Jan 22, 2013. Trudy was invited by The Qld Minister for Health to join him and The Minister for Education to present to the media about Back to School Lunches. In the following days, coverage that we stumbled across or others told us about, was seen in Noosa and Ipswich newspapers as well as on Channel 9 TV and their associated websites. Further coverage was likely so if you spotted Trudy on any other stations or newspapers, shoot us an email. For some easy ideas about school lunches, click here.
During 2012, Trudy joined up with 612-ABC during their Swap-It Don't Stop It campaign. She continues to provide nutrition commentary on a range of topics with Kellie Higgins-Devine and Tim Cox.
July 2011. Woman's Day continues their kids' nutrition features using "this=that child size". This time focusing on school lunch boxes.
Jan 24, 2011 issue of Woman's Day. Super Snacks featured more ideas and images from "this=that child size"
Jan 2011 in Brisbane News
Feb 2011 Issue of Good Health magazine. Mentioned in Lunch Box Lessons written by Emma Stirling
Oct 27, 2010 in Westside News: "Book offers parents food for thought"
Sept 22, 2010 with Nicole Dyer on ABC Gold Coast FM. Fussy eaters - solutions and recipe idea.
Sept 6, 2010. On 612 ABC radio, live with Chris O'Brien on 'Mornings - learn something new' talking about the slippery topic of butter versus margarine. Which do you choose?
June 30, 2010. On 612 ABC radio, live during Drive with Chris O'Brien. Food labelling in fast food chains in Victoria.
June 26, 2010. On 612 ABC Qld-wide radio, live with Warren Boland. Do we have a 'second stomach'? How come kids can always find room for dessert even though the main plate is left unfinished? Trudy suggests it comes down to a factor she calls Triple S - sensory specific satiety. The 1st bite of pleasing food is always the best and as we continue to eat that specific food, our desire or interest in that food diminishes - we get bored with it and happily switch to something else.
February 21, 2010. On 612 ABC with Warren Boland. Are grandparents really to blame for a kid's obesity? A UK study suggests yes they are, especially when they care for the kids full time!
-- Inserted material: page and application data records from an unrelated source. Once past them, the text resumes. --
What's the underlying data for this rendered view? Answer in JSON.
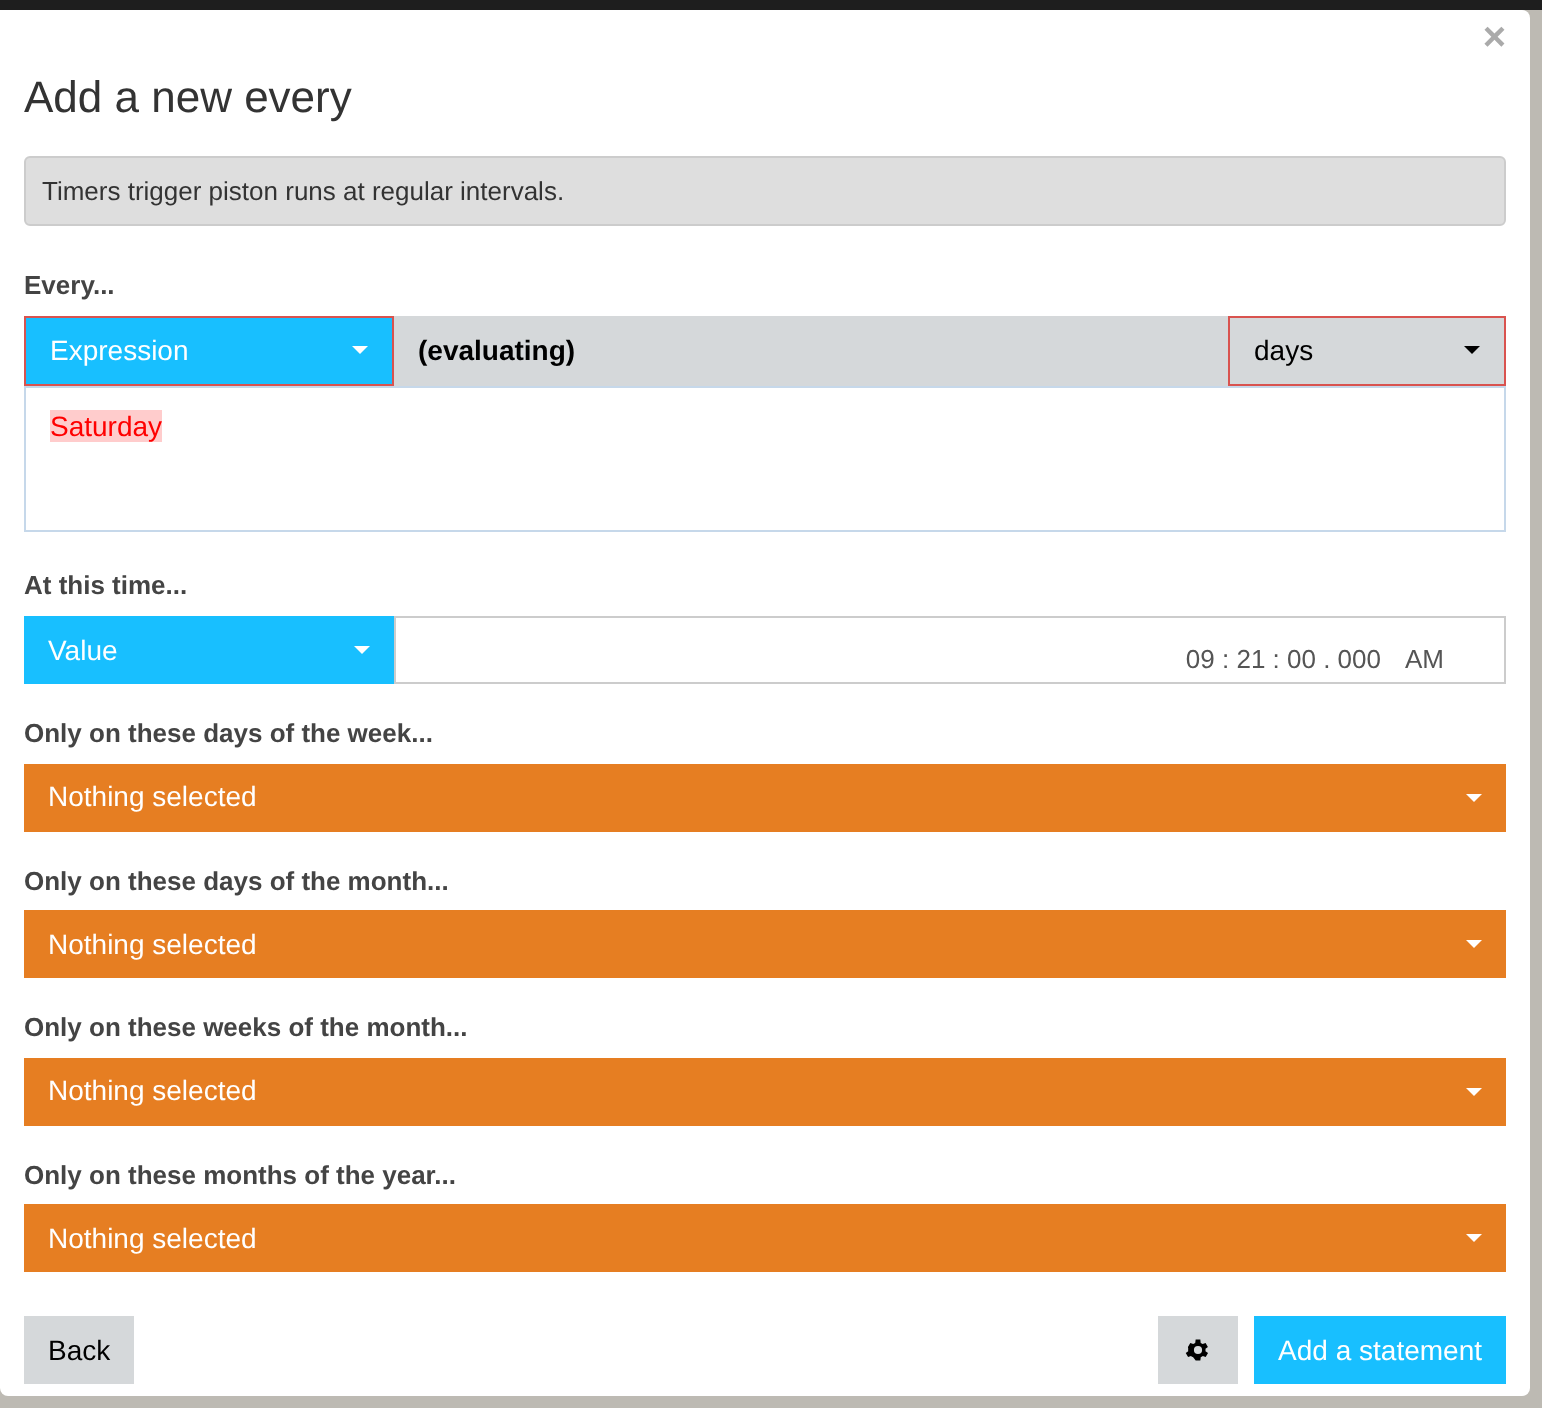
{
  "dialog": {
    "title": "Add a new every",
    "close": "×",
    "info": "Timers trigger piston runs at regular intervals."
  },
  "every": {
    "label": "Every...",
    "type_select": "Expression",
    "expression": "(evaluating)",
    "unit_select": "days",
    "invalid": true,
    "suggestions": [
      {
        "text": "Saturday",
        "error": true
      }
    ]
  },
  "time": {
    "label": "At this time...",
    "type_select": "Value",
    "value": "09 : 21 : 00 . 000",
    "period": "AM"
  },
  "filters": [
    {
      "label": "Only on these days of the week...",
      "value": "Nothing selected"
    },
    {
      "label": "Only on these days of the month...",
      "value": "Nothing selected"
    },
    {
      "label": "Only on these weeks of the month...",
      "value": "Nothing selected"
    },
    {
      "label": "Only on these months of the year...",
      "value": "Nothing selected"
    }
  ],
  "buttons": {
    "back": "Back",
    "add": "Add a statement"
  }
}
Disclaimer. The content in all its forms, on this site, is of a general nature only and is for educational and information purposes only. It does not replace and should not be used in place of expert advice form your own medical practitioners, Accredited Practising/Registered Dietitian, and exercise physiologist.